Exercise directions
Take the entries below and return them unchanged.

Available records
———

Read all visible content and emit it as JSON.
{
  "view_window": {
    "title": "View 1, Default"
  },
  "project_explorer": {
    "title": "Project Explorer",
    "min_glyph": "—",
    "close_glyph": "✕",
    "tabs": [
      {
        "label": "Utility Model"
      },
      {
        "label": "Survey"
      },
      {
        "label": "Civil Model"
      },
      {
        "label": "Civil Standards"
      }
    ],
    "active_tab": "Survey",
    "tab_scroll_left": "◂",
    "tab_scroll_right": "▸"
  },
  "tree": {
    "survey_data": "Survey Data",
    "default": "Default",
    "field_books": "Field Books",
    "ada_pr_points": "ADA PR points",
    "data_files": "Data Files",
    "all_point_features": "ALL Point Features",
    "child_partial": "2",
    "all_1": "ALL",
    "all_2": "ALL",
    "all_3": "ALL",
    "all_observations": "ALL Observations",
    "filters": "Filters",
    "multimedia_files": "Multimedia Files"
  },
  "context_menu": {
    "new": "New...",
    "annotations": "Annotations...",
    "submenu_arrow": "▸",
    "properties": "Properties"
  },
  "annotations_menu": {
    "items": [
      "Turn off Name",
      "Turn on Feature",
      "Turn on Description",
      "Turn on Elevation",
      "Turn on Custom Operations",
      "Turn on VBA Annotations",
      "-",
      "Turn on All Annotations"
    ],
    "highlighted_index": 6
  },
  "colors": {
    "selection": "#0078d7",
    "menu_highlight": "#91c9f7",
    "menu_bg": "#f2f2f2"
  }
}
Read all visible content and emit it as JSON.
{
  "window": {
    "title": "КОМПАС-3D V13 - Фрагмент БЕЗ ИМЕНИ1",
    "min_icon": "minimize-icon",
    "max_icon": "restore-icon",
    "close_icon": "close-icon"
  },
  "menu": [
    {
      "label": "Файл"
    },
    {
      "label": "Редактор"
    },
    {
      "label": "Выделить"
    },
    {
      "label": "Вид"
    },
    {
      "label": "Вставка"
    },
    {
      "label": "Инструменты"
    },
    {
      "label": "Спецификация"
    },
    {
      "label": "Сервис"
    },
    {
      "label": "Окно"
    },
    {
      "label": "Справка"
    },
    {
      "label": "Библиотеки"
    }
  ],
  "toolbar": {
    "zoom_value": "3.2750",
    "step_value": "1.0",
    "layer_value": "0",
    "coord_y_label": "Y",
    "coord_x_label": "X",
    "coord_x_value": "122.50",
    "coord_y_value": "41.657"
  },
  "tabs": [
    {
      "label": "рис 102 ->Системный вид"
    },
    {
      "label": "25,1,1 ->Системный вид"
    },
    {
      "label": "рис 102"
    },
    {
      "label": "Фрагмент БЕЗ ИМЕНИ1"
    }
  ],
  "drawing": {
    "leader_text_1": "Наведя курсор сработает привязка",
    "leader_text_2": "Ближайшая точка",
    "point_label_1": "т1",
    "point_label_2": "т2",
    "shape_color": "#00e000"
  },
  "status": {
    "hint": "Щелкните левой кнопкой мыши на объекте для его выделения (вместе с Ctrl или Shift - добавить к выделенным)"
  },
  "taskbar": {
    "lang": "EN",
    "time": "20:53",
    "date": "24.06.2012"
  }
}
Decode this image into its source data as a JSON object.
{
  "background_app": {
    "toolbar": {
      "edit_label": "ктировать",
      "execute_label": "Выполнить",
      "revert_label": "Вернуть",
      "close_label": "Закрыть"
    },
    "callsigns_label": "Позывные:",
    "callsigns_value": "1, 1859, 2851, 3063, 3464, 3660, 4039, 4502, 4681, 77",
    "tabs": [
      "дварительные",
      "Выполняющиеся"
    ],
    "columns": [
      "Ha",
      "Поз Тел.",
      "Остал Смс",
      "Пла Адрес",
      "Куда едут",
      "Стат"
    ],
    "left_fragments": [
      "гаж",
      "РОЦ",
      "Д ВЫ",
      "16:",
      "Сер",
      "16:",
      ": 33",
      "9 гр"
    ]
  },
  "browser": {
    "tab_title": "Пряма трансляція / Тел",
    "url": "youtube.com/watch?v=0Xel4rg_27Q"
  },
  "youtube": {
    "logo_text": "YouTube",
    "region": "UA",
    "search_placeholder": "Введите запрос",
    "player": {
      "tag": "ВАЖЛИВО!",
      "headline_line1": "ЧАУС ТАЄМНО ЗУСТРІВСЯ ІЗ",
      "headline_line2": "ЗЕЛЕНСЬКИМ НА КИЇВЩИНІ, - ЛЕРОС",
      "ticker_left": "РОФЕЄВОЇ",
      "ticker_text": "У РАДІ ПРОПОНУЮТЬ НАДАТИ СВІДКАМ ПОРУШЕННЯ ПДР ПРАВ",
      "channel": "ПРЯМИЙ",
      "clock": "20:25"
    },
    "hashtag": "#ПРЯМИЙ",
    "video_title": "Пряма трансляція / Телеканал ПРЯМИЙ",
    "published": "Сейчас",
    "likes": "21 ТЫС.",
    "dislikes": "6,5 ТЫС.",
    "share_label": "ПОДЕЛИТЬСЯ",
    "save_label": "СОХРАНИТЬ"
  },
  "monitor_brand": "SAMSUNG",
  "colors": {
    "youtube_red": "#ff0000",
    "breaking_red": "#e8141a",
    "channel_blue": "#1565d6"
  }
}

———

Answer below
Read all visible content and emit it as JSON.
{
  "view_window": {
    "title": "View 1, Default"
  },
  "project_explorer": {
    "title": "Project Explorer",
    "min_glyph": "—",
    "close_glyph": "✕",
    "tabs": [
      {
        "label": "Utility Model"
      },
      {
        "label": "Survey"
      },
      {
        "label": "Civil Model"
      },
      {
        "label": "Civil Standards"
      }
    ],
    "active_tab": "Survey",
    "tab_scroll_left": "◂",
    "tab_scroll_right": "▸"
  },
  "tree": {
    "survey_data": "Survey Data",
    "default": "Default",
    "field_books": "Field Books",
    "ada_pr_points": "ADA PR points",
    "data_files": "Data Files",
    "all_point_features": "ALL Point Features",
    "child_partial": "2",
    "all_1": "ALL",
    "all_2": "ALL",
    "all_3": "ALL",
    "all_observations": "ALL Observations",
    "filters": "Filters",
    "multimedia_files": "Multimedia Files"
  },
  "context_menu": {
    "new": "New...",
    "annotations": "Annotations...",
    "submenu_arrow": "▸",
    "properties": "Properties"
  },
  "annotations_menu": {
    "items": [
      "Turn off Name",
      "Turn on Feature",
      "Turn on Description",
      "Turn on Elevation",
      "Turn on Custom Operations",
      "Turn on VBA Annotations",
      "-",
      "Turn on All Annotations"
    ],
    "highlighted_index": 6
  },
  "colors": {
    "selection": "#0078d7",
    "menu_highlight": "#91c9f7",
    "menu_bg": "#f2f2f2"
  }
}
Read all visible content and emit it as JSON.
{
  "window": {
    "title": "КОМПАС-3D V13 - Фрагмент БЕЗ ИМЕНИ1",
    "min_icon": "minimize-icon",
    "max_icon": "restore-icon",
    "close_icon": "close-icon"
  },
  "menu": [
    {
      "label": "Файл"
    },
    {
      "label": "Редактор"
    },
    {
      "label": "Выделить"
    },
    {
      "label": "Вид"
    },
    {
      "label": "Вставка"
    },
    {
      "label": "Инструменты"
    },
    {
      "label": "Спецификация"
    },
    {
      "label": "Сервис"
    },
    {
      "label": "Окно"
    },
    {
      "label": "Справка"
    },
    {
      "label": "Библиотеки"
    }
  ],
  "toolbar": {
    "zoom_value": "3.2750",
    "step_value": "1.0",
    "layer_value": "0",
    "coord_y_label": "Y",
    "coord_x_label": "X",
    "coord_x_value": "122.50",
    "coord_y_value": "41.657"
  },
  "tabs": [
    {
      "label": "рис 102 ->Системный вид"
    },
    {
      "label": "25,1,1 ->Системный вид"
    },
    {
      "label": "рис 102"
    },
    {
      "label": "Фрагмент БЕЗ ИМЕНИ1"
    }
  ],
  "drawing": {
    "leader_text_1": "Наведя курсор сработает привязка",
    "leader_text_2": "Ближайшая точка",
    "point_label_1": "т1",
    "point_label_2": "т2",
    "shape_color": "#00e000"
  },
  "status": {
    "hint": "Щелкните левой кнопкой мыши на объекте для его выделения (вместе с Ctrl или Shift - добавить к выделенным)"
  },
  "taskbar": {
    "lang": "EN",
    "time": "20:53",
    "date": "24.06.2012"
  }
}
Decode this image into its source data as a JSON object.
{
  "background_app": {
    "toolbar": {
      "edit_label": "ктировать",
      "execute_label": "Выполнить",
      "revert_label": "Вернуть",
      "close_label": "Закрыть"
    },
    "callsigns_label": "Позывные:",
    "callsigns_value": "1, 1859, 2851, 3063, 3464, 3660, 4039, 4502, 4681, 77",
    "tabs": [
      "дварительные",
      "Выполняющиеся"
    ],
    "columns": [
      "Ha",
      "Поз Тел.",
      "Остал Смс",
      "Пла Адрес",
      "Куда едут",
      "Стат"
    ],
    "left_fragments": [
      "гаж",
      "РОЦ",
      "Д ВЫ",
      "16:",
      "Сер",
      "16:",
      ": 33",
      "9 гр"
    ]
  },
  "browser": {
    "tab_title": "Пряма трансляція / Тел",
    "url": "youtube.com/watch?v=0Xel4rg_27Q"
  },
  "youtube": {
    "logo_text": "YouTube",
    "region": "UA",
    "search_placeholder": "Введите запрос",
    "player": {
      "tag": "ВАЖЛИВО!",
      "headline_line1": "ЧАУС ТАЄМНО ЗУСТРІВСЯ ІЗ",
      "headline_line2": "ЗЕЛЕНСЬКИМ НА КИЇВЩИНІ, - ЛЕРОС",
      "ticker_left": "РОФЕЄВОЇ",
      "ticker_text": "У РАДІ ПРОПОНУЮТЬ НАДАТИ СВІДКАМ ПОРУШЕННЯ ПДР ПРАВ",
      "channel": "ПРЯМИЙ",
      "clock": "20:25"
    },
    "hashtag": "#ПРЯМИЙ",
    "video_title": "Пряма трансляція / Телеканал ПРЯМИЙ",
    "published": "Сейчас",
    "likes": "21 ТЫС.",
    "dislikes": "6,5 ТЫС.",
    "share_label": "ПОДЕЛИТЬСЯ",
    "save_label": "СОХРАНИТЬ"
  },
  "monitor_brand": "SAMSUNG",
  "colors": {
    "youtube_red": "#ff0000",
    "breaking_red": "#e8141a",
    "channel_blue": "#1565d6"
  }
}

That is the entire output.